> _Your task_
Reproduce all the entries exactly.

[Dataset rows describing interfaces]

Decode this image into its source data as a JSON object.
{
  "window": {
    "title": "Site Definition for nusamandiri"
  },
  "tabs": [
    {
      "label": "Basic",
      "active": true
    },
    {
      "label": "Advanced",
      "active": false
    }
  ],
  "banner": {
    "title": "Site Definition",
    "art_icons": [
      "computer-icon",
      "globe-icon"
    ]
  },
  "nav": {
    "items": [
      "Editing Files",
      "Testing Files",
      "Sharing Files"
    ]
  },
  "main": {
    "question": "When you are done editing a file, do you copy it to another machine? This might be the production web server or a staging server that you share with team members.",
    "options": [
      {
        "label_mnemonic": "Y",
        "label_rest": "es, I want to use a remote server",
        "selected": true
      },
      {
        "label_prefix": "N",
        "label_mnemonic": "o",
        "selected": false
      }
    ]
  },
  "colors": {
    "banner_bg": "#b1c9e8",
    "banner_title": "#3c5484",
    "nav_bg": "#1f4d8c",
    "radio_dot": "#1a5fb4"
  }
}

> _Response for this exercise_
Decode this image into its source data as a JSON object.
{
  "window": {
    "title": "Site Definition for nusamandiri"
  },
  "tabs": [
    {
      "label": "Basic",
      "active": true
    },
    {
      "label": "Advanced",
      "active": false
    }
  ],
  "banner": {
    "title": "Site Definition",
    "art_icons": [
      "computer-icon",
      "globe-icon"
    ]
  },
  "nav": {
    "items": [
      "Editing Files",
      "Testing Files",
      "Sharing Files"
    ]
  },
  "main": {
    "question": "When you are done editing a file, do you copy it to another machine? This might be the production web server or a staging server that you share with team members.",
    "options": [
      {
        "label_mnemonic": "Y",
        "label_rest": "es, I want to use a remote server",
        "selected": true
      },
      {
        "label_prefix": "N",
        "label_mnemonic": "o",
        "selected": false
      }
    ]
  },
  "colors": {
    "banner_bg": "#b1c9e8",
    "banner_title": "#3c5484",
    "nav_bg": "#1f4d8c",
    "radio_dot": "#1a5fb4"
  }
}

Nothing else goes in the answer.